Many companies' managers shy away from talking about their competitors during analyst conferences. The analysts follow suit, usually, though mostly everyone knows who is being talked about using terms like "the competition," and "the other guys."
Not Oracle. Following the lead of Larry Ellison, they name their competitors and openly discuss the game of competing. Take the recent (March 20, 2007) Oracle analyst conference on fiscal Q3 2007 results (see my summary). Oracle had a great quarter, but that was not crowing enough.
BEA makes "middleware" or application servers. Basically, this is complex software that sits on top of the operating system (usually Linux or Unix) and allows applications (Web services, for instance) to work efficiently for large numbers of users. Some say that it is unnecessary: a good operating system should handle the job. Still, billions of dollars worth of this software is sold every year. According to Oracle spokespeople, BEA's revenues from middleware grew 8% this last year. Oracle, a late-comer to the middleware game, had a growth rate of 82% and now has higher middleware revenues than BEA. Another big middleware competitor is IBM.
SAP, on the other hand, is known for its ERP (enterprise resource planning) software, and it makes related software like CRM (customer resource management). Oracle bought Seibel, the big CRM player. Combining Seibel's capabilities with Oracles database prowness and making a unified suite of ERP/CRM products, Oracle is now Number 1 in CRM market share, grew this segment by 57% over the year, and is looking to eventually take the number 1 ERP spot from SAP. Given the two-decades of grumbling I have heard about SAP, this is not impossible.
Oddly, there was little mention of Microsoft, a favored recipient of Oracle bashing. In the CRM/ERP market Microsoft is a relatively new entrant and is mainly targetting businesses smaller than Oracle and SAP provide services for. Of course that has usually been Microsoft's manner of entry: start with very small businesses, improve and learn, migrate up the gravy train as those small businesses grow.
It is also notable that Oracle is targetting specific industries (like finance and oil) with ERP/CRM products designed for those industries. Many small players like CDC Corporation (CHINA) have been successful with this strategy, but Oracle can immediately go after the largest corporations.

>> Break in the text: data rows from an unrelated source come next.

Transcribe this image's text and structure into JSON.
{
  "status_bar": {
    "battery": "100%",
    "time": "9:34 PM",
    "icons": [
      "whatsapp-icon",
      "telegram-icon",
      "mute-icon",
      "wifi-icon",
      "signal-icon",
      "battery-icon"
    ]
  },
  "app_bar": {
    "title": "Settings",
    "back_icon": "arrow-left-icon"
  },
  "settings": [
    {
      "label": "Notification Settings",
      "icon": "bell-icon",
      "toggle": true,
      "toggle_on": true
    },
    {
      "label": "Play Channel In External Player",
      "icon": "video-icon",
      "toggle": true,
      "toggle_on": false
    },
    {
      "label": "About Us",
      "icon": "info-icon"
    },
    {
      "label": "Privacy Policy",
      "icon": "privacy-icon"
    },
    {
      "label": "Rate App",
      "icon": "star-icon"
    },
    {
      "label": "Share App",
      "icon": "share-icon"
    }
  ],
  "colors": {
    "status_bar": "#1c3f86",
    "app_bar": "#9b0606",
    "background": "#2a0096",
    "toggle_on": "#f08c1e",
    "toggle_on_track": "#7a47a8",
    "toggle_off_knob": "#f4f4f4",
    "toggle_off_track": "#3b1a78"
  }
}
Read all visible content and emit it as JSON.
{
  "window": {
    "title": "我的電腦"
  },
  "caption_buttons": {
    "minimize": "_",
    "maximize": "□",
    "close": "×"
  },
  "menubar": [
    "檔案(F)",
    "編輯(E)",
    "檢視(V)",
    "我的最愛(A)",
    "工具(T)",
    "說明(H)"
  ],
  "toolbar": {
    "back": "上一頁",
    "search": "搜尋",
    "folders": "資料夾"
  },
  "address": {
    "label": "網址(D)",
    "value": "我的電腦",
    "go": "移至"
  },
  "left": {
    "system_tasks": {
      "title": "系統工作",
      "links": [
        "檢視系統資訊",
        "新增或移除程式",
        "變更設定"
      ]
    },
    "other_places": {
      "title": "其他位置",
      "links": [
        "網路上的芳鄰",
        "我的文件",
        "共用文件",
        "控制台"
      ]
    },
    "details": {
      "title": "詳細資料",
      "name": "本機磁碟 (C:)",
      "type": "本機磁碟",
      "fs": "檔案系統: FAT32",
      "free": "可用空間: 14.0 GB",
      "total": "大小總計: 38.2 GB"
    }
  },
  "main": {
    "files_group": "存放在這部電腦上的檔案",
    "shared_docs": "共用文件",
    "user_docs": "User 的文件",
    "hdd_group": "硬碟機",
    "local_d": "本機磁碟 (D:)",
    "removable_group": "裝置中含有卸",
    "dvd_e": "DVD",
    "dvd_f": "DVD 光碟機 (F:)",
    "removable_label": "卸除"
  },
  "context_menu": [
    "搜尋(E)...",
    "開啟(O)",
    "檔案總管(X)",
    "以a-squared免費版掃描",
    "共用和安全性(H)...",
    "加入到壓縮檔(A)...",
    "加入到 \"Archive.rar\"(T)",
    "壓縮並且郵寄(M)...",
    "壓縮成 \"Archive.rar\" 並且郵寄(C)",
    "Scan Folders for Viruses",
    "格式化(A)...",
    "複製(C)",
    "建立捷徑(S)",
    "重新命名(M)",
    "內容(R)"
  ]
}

Oracle, once just a database company, has clearly succeeded in building a suite of products that work well together and meet the needs of medium to large businesses.
I do not currently own Oracle stock (or BEAS or SAP), but I do own a bit of Microsoft (MSFT).